While we often hear about students putting themselves through school, it’s a feat that is easier said than done.
Stephanie, a representative from education funding provider Sallie Mae who did not wish to have her full name disclosed, answered some questions I had about the likelihood of a student to be approved for a loan, sans a cosigner.
“While it is a case-by-case basis,” she emphasized, “in my experience, most students applying for a loan will need a cosigner in order to get that loan approved.”
Stephanie went on to explain that because most students haven’t established a good credit score, Sallie Mae has nothing to base the approval on if the student submits a solo application.
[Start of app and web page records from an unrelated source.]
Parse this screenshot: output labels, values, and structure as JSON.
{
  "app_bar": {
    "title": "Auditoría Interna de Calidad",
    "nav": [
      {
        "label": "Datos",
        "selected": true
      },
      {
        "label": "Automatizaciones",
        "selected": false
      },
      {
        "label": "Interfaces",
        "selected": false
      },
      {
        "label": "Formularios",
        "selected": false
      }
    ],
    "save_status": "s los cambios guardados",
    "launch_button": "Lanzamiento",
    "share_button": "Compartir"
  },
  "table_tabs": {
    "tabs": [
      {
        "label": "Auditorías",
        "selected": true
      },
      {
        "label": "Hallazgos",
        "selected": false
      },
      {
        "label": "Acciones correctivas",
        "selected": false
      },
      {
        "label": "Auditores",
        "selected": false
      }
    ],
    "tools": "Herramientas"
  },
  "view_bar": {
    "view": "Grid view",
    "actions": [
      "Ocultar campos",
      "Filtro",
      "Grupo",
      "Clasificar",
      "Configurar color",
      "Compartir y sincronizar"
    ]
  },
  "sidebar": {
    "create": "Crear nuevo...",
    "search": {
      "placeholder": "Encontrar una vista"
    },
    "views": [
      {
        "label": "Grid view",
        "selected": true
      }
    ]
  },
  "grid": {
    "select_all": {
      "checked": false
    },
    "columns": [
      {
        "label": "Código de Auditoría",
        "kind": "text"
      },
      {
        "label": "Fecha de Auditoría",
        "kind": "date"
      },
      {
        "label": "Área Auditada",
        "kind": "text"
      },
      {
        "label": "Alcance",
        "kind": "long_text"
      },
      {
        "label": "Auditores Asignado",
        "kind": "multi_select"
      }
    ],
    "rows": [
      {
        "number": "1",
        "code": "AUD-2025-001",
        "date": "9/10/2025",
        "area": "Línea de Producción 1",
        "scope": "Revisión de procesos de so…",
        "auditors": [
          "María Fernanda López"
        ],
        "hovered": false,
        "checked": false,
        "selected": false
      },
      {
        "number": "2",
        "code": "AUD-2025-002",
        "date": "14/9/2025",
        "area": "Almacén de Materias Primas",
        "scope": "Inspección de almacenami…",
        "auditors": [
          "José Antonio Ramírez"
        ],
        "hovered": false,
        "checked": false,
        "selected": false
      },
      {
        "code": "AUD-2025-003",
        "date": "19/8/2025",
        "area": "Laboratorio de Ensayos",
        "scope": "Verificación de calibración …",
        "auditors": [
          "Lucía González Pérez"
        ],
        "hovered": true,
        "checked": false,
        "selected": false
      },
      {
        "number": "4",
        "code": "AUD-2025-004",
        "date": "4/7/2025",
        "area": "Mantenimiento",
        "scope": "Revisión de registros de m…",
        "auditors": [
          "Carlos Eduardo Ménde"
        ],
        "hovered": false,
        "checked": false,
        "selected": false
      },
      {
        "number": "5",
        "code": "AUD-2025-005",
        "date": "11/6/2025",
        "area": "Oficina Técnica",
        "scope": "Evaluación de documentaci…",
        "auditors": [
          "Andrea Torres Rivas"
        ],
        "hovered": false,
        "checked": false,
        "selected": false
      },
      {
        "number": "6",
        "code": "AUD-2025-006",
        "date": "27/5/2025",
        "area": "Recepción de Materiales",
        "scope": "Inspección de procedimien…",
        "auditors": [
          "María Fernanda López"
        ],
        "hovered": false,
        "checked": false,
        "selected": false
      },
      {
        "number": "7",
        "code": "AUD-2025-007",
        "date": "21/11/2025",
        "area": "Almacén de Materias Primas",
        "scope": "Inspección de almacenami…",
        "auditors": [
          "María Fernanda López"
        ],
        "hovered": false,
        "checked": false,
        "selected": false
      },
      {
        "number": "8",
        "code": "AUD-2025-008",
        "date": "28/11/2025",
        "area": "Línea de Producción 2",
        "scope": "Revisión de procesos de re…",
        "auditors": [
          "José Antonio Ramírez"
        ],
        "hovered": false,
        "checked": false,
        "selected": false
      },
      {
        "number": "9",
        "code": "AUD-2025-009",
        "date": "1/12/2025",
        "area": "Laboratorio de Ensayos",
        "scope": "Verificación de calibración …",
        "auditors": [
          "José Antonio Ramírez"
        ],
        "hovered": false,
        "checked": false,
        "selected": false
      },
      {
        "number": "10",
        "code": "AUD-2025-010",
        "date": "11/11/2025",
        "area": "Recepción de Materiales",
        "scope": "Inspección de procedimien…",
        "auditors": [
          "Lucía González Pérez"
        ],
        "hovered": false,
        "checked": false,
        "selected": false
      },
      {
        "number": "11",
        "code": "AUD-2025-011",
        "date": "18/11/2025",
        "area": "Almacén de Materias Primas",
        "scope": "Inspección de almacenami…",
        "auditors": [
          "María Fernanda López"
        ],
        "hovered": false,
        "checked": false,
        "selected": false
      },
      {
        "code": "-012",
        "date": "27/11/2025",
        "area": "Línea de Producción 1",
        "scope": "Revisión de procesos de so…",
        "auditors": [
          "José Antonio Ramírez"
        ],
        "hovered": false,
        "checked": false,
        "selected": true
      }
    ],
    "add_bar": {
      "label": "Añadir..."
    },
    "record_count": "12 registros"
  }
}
That’s why a cosigner is so important.
But what if you don’t have a cosigner?
“Well … try to get one,” Stephanie suggested, as if it’s a piece of cake.
With one parent still financially recovering from a bankruptcy, the other deep in credit card debt and one pair of grandparents taking out loans themselves to move across the country, they weren’t solid candidates to cosign for my loans.
It was a stressful summer trying to figure it out, but luckily, my other grandparents received credit approval and I was able to take out loans in my own name to attend the College for two more semesters.
Unfortunately, I can’t celebrate just yet.
The College is unable to release the check that contains the overage from my loan until October, which means I am unable to purchase my books for class for another five weeks or so.
This whole ordeal got me thinking, though. What about the students who literally have nobody to cosign for them?
A student can slog through classwork in high school and get accepted into the university of their dreams, but if their parents make just too much money to get a substantial amount of financial aid and the family doesn’t have a savings account, the student needs to take out loans.
That same student can be willing to take out tens of thousands of dollars worth of loans in their own name, knowing the debt to come after graduation. And this still might not be enough to get into school if nobody in the family has a good credit score.
I understand the practicality of a cosigner — it ensures that if the student is unable to pay loans back, someone is on the hook for all that money. But the bottom line is it shouldn’t be so difficult for students to put themselves through school.
As if getting loans in the first place isn’t tricky enough, interest rates on many kinds of student loans have skyrocketed to almost nine percent, according to America’s Debt Help Organization.
That means for every $1,000 you borrow, you have to pay it back, plus $90 extra.
For College students using loans to pay for their tuition fees, room and board, meal plan and books (approximately $28,000 a year), it costs them $2,520 in interest alone.
If you can make scheduled monthly payments while you are enrolled in school, though, Sallie Mae reduces the interest rate by a quarter of a percent. How generous.
Big corporations should not use intelligent students as a moneymaking tool. It’s high time for major changes to come to the student loan system.